ENTRIES SUPPLIED:
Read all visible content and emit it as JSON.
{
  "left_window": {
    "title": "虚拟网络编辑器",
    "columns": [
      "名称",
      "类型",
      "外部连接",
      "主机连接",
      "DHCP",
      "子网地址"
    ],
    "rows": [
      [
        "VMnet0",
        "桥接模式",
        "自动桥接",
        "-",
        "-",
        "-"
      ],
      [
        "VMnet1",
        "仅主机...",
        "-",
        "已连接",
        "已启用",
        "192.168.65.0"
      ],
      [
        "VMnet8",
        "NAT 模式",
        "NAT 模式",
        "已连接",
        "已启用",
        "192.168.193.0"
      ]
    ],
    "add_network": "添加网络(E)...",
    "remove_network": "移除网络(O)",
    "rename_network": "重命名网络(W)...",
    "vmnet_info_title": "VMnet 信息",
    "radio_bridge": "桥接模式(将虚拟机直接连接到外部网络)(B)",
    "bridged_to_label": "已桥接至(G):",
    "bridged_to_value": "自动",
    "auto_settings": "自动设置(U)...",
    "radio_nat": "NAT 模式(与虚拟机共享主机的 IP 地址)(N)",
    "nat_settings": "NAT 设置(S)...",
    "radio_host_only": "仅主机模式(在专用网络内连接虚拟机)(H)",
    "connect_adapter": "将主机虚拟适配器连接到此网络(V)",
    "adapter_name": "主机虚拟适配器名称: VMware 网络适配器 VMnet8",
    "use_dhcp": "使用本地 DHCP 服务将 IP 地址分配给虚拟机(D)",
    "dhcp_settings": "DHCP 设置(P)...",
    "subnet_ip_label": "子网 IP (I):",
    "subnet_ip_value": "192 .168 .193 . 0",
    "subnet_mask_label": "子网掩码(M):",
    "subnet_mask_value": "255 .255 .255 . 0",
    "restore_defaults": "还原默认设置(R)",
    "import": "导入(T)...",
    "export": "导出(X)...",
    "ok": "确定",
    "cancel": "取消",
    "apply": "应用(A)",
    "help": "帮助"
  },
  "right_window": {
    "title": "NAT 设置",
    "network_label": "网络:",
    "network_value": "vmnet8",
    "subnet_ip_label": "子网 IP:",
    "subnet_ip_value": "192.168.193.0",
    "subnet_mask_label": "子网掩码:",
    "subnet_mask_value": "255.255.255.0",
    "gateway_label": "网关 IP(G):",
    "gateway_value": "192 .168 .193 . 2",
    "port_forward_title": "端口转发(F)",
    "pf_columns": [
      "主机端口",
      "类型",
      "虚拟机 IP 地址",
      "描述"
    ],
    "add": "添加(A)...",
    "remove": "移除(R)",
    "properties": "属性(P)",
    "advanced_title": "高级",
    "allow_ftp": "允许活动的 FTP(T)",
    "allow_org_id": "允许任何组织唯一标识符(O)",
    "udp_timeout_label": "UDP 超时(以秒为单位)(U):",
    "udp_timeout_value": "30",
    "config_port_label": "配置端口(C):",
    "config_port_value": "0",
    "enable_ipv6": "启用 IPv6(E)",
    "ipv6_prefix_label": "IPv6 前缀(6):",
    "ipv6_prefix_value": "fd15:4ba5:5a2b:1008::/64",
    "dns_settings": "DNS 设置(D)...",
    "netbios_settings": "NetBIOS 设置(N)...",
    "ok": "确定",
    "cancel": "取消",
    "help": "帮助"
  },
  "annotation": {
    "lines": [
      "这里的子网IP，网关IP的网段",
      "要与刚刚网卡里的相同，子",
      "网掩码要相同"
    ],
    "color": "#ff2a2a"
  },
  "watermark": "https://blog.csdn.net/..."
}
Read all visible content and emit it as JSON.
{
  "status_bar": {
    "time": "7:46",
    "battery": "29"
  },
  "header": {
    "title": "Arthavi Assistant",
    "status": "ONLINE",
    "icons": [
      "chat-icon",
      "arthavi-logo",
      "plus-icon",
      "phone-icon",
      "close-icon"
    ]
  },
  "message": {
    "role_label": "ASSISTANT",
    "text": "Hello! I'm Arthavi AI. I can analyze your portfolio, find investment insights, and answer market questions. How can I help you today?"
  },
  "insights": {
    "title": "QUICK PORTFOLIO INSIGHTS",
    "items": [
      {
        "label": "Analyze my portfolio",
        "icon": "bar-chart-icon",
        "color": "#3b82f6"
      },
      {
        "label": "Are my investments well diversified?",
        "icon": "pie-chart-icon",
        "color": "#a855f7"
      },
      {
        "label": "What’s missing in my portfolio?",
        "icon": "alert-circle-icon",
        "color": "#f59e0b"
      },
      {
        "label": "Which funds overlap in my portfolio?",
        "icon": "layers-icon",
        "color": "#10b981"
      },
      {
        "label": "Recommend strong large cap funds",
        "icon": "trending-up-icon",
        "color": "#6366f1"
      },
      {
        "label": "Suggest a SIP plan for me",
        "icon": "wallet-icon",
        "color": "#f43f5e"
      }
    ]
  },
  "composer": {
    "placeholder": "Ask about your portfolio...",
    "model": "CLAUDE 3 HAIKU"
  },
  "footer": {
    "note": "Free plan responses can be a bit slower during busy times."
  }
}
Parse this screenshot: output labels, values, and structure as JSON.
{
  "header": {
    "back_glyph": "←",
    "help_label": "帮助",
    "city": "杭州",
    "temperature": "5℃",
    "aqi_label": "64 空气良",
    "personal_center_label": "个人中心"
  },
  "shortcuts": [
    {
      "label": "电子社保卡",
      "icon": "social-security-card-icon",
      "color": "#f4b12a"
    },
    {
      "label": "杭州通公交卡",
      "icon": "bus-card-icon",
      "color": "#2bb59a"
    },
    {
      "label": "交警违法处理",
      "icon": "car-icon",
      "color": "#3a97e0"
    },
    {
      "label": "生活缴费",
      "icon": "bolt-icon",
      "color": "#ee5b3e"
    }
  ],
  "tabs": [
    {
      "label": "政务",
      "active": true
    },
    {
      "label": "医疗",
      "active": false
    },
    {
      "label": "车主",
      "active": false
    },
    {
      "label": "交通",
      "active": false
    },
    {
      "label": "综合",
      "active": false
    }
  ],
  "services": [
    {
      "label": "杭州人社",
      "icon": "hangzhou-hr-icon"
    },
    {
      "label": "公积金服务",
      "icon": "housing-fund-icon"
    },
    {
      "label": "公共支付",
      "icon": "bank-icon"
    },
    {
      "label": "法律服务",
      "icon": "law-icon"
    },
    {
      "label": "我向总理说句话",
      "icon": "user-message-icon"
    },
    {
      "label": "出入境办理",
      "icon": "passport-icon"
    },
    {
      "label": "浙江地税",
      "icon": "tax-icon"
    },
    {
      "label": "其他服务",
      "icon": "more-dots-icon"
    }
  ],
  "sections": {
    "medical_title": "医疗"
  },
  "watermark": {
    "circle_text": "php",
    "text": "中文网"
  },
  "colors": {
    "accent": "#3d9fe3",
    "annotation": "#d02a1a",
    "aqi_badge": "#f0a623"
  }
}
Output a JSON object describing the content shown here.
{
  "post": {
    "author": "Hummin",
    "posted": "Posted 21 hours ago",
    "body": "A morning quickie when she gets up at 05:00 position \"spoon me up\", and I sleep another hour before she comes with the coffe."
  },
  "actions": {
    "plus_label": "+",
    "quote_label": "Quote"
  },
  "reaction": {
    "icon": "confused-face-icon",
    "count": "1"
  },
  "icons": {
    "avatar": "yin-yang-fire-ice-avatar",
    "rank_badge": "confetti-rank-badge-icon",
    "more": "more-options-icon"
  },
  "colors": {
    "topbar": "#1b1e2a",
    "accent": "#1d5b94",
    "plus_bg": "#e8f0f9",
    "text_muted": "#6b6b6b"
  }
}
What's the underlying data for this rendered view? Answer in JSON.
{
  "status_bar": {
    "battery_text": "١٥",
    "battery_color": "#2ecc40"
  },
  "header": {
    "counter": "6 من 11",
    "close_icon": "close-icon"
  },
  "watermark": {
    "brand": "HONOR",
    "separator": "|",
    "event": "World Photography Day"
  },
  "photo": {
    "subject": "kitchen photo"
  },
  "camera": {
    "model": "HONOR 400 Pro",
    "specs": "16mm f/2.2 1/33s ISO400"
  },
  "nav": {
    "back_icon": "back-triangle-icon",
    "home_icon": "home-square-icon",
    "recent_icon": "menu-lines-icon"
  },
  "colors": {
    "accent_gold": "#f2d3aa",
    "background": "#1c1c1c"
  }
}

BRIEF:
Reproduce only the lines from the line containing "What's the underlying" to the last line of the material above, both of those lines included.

ANSWER TO THE PROBLEM:
What's the underlying data for this rendered view? Answer in JSON.
{
  "status_bar": {
    "battery_text": "١٥",
    "battery_color": "#2ecc40"
  },
  "header": {
    "counter": "6 من 11",
    "close_icon": "close-icon"
  },
  "watermark": {
    "brand": "HONOR",
    "separator": "|",
    "event": "World Photography Day"
  },
  "photo": {
    "subject": "kitchen photo"
  },
  "camera": {
    "model": "HONOR 400 Pro",
    "specs": "16mm f/2.2 1/33s ISO400"
  },
  "nav": {
    "back_icon": "back-triangle-icon",
    "home_icon": "home-square-icon",
    "recent_icon": "menu-lines-icon"
  },
  "colors": {
    "accent_gold": "#f2d3aa",
    "background": "#1c1c1c"
  }
}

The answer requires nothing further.